Hopefully the new trail system will enhance what we already have, and Louisville is becoming more cyclist-friendly, but is slow.
Photos are Copyright John Morris © 2006 and may not be used in any way. Thank you.
There are a few movie theaters in town. I will talk mainly about the three main ones, where most tourists would be.
Showcase Cinemas: Closed on Bardstown Road. Stonybrook is open on Hurstbourne Lane and has an IMAX.
From the Watterson Expressway, follow signs for Cincinatti/Gene Snyder Expressway. On the Gene Snyder, head south (right) (look right and you should see the back of it) and drive until you get to Westport Road. At Westport Road, take a right. The first chance you get to turn right, do so, and follow the road to a four-way stop.

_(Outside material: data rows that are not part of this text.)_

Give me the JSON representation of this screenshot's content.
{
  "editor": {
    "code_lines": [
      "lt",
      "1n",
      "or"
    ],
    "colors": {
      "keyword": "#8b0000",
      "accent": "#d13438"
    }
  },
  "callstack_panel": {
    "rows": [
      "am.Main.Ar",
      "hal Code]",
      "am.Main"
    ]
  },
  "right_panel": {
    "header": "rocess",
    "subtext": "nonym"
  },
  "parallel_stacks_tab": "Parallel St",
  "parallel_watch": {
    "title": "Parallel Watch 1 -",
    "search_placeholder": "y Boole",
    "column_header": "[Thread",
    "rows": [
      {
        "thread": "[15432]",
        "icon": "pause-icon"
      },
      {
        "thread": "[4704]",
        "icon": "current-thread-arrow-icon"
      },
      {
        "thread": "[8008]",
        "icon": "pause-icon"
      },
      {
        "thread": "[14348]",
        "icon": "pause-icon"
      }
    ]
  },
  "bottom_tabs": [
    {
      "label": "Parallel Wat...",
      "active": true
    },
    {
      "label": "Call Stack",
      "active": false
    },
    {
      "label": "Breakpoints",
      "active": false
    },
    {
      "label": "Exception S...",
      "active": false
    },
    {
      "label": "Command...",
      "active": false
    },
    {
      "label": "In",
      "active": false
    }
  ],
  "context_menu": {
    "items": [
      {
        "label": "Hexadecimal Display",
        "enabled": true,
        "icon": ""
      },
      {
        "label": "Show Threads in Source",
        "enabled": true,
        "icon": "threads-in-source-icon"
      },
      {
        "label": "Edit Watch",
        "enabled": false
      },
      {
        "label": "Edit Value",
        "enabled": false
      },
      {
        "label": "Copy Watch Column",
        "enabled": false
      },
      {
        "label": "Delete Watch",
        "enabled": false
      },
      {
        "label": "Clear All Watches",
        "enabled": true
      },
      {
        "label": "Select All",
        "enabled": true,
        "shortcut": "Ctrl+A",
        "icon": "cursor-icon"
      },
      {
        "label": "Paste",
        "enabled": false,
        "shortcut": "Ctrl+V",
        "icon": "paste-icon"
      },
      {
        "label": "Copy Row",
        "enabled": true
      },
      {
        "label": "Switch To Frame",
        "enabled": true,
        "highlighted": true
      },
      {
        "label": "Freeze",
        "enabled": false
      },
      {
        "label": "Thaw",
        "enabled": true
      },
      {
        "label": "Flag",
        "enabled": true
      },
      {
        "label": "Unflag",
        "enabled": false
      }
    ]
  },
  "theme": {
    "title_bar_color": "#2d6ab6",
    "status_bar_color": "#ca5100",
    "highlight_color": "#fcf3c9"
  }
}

Go straight, and soon you will see the Tinseltown on your right. $7.50/$4.50 matinee
For older films that are no longer out in the two main theaters, go to Village 8. There you can watch movies for about $2.00. To get there, from the Watterson Expressway, go north on Breckenridge Lane. Turn Right at the light onto Breckenridge Lane, and right again at the next light onto Dutchman's Lane. Go straight through the next light, and at the next light, turn right onto Dupont Way. You will see a Chinese restaurant and Village 8 on your left.
Learn about the history and geography of the Ohio River at this state park on the Indiana side. The Ohio River was formed by glaciers during the last Ice Age.
Louisville began as a small settlement along the rapids of the Ohio River, Pioneers had to remove their boats from the river, haul them overland to a safe spot below the rapids, and place them back into the water. So a camp grew up along the riverbank, which George Rogers Clark officially named Louisville, in honor of the French King Louis XVIII (that's because he had helped the new country to defeat Britain in the Revolution).
This park is across the river from Louisville, just below the McAlpine Dam. The address is:
201 West Riverside Dr.
Clarksville, IN 47129
Built in the 19th century as a standpipe to deliver water to Louisville residents, the Louisville Water Tower is now a National Historic Landmark. Resting on the banks of the Ohio River, the spacious facility also is home to one of Louisville's best known contemporary art centers, the Louisville Visual Arts Association. In the photo, the white line in front marks the high-water mark of the 1937 flood.
I think that a trip to Ft Knox is worth a visit. You can't actually get in the gold Vault, but it is interesting to look at. Not far from the Gold Vault is the Patton museum of Armor/Cavalry (my former army branchs of service). The museum has interesting exhibits, static displays and is located in a large park perfect for a picnic..
If you have a boat, drive up to Captain's Quarters' dock, passing the dock, and at idle speed, continue past the restaurant, gas station (one of whose tendants is a complete jerk and idiot) and on. Soon you'll pass another set of docks on the left and you'll go under 42. Keep going, it's a nice ride!